Data excerpts:
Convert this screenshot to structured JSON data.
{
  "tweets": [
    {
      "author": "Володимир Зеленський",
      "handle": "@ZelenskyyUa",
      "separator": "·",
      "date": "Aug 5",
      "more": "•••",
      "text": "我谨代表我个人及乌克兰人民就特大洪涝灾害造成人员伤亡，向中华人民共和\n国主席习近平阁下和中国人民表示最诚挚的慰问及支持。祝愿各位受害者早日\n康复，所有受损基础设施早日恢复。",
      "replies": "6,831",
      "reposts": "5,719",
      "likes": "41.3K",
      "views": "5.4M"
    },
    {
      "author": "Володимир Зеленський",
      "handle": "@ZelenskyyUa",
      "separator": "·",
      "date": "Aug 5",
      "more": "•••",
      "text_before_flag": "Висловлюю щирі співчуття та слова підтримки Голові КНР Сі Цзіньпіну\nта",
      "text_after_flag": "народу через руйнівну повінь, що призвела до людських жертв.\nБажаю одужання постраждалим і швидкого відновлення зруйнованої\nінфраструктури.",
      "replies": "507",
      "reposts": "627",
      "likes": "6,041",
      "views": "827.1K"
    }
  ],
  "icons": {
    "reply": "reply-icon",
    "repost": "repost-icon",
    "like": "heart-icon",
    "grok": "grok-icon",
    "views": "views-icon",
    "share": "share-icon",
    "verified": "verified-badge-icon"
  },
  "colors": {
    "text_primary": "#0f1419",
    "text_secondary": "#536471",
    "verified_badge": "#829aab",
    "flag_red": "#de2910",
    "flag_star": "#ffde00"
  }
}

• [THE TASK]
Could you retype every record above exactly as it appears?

• [REPLY]
Convert this screenshot to structured JSON data.
{
  "tweets": [
    {
      "author": "Володимир Зеленський",
      "handle": "@ZelenskyyUa",
      "separator": "·",
      "date": "Aug 5",
      "more": "•••",
      "text": "我谨代表我个人及乌克兰人民就特大洪涝灾害造成人员伤亡，向中华人民共和\n国主席习近平阁下和中国人民表示最诚挚的慰问及支持。祝愿各位受害者早日\n康复，所有受损基础设施早日恢复。",
      "replies": "6,831",
      "reposts": "5,719",
      "likes": "41.3K",
      "views": "5.4M"
    },
    {
      "author": "Володимир Зеленський",
      "handle": "@ZelenskyyUa",
      "separator": "·",
      "date": "Aug 5",
      "more": "•••",
      "text_before_flag": "Висловлюю щирі співчуття та слова підтримки Голові КНР Сі Цзіньпіну\nта",
      "text_after_flag": "народу через руйнівну повінь, що призвела до людських жертв.\nБажаю одужання постраждалим і швидкого відновлення зруйнованої\nінфраструктури.",
      "replies": "507",
      "reposts": "627",
      "likes": "6,041",
      "views": "827.1K"
    }
  ],
  "icons": {
    "reply": "reply-icon",
    "repost": "repost-icon",
    "like": "heart-icon",
    "grok": "grok-icon",
    "views": "views-icon",
    "share": "share-icon",
    "verified": "verified-badge-icon"
  },
  "colors": {
    "text_primary": "#0f1419",
    "text_secondary": "#536471",
    "verified_badge": "#829aab",
    "flag_red": "#de2910",
    "flag_star": "#ffde00"
  }
}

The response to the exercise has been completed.